The magistrate, Román Solís, participated in an afternoon press conference in which he strongly denied any participation in the leak. He said the persons who did the email were trying to destroy the Poder Judicial. Many workers there got the same email, as did A.M. Costa Rica editors. The message seems to have come from a fictitious server and carried the name of an unknown entity, the Grupo Institucionalidad Costa Rica.
Anabelle León, president of the Sala Primera, accompanied Solís at the press conference. Contrary to what the email message reported, Solís said he has had nothing to do with the draft of the decision on an appeal by Industrias Infinito S.A. of a lower court ruling annulling the firm’s mining concession. He said Carmen María Escoto, another magistrate, was in charge of preparing the decision.
Solís said he contacted prosecutors and asked for an investigation of the email.
At the legislature Thursday, Néstor Manrique Oviedo Guzmán, a lawmaker with the Partido Acción Ciudadana, said he was livid and embarrassed about the Crucitas mining scandal. He spoke at the afternoon meeting of the full body. He called the incident a tragedy. He also said that foreign investment is bad for the country at this moment.
Infinito is a local subsidiary of a Canadian mining firm. Prosecutors also are looking into who delivered copies of the proposed court decision to lawyers and company officials of Infinito and the Canadian parent company.
The Poder Judicial said Wednesday that the nation’s chief prosecutor had summoned a former Sala Primera magistrate to appear to give statement.

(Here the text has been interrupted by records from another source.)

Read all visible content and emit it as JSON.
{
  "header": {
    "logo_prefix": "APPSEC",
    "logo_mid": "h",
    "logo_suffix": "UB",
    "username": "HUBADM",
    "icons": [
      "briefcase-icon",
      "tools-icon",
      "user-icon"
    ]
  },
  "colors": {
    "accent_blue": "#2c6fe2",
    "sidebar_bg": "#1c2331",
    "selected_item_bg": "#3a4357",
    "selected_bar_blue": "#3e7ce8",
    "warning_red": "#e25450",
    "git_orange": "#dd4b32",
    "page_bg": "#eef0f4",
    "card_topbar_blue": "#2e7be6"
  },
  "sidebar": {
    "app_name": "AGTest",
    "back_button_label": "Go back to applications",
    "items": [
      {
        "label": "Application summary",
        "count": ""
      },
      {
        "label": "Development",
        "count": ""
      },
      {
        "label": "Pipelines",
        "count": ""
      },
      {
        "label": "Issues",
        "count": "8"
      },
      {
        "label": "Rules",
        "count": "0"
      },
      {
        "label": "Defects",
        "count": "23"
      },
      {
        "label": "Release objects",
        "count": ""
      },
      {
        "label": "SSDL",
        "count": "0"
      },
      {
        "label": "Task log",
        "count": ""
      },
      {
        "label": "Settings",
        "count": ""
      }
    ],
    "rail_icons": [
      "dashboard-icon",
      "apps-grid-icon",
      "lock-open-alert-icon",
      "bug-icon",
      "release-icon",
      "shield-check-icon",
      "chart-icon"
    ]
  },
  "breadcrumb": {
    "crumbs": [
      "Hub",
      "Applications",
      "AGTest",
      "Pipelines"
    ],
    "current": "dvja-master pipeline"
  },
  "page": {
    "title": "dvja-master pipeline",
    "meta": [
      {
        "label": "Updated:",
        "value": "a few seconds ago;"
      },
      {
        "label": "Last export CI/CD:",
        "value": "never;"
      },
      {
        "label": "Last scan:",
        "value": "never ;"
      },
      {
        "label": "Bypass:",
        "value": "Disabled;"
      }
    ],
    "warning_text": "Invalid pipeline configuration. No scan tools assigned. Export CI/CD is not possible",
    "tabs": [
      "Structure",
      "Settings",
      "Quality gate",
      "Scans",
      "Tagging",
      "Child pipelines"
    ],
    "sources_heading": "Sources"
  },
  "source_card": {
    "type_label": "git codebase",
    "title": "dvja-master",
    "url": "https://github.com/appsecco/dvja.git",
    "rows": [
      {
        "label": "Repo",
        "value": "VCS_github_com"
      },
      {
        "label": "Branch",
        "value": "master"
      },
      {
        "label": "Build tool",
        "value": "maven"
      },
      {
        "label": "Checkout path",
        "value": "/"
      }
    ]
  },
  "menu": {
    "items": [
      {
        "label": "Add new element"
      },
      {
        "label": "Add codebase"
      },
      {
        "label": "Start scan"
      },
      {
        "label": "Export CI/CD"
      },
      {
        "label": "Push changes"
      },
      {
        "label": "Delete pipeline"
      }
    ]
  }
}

The former magistrate is Moisés Fachler, a politically connected lawyer. He denies that he is the person who leaked the document. A former employee of Industrias Infinito S.A. was the whistle blower in the case but he did not name the magistrate in public. The former employee said he was at a meeting when a magistrate turned over copies of the decision.
The Poder Judicial characterized Fachler as a suspect in an investigation of divulging secrets and of failing to do his duties. Both are criminal allegations. Fachler quit as a replacement magistrate Monday.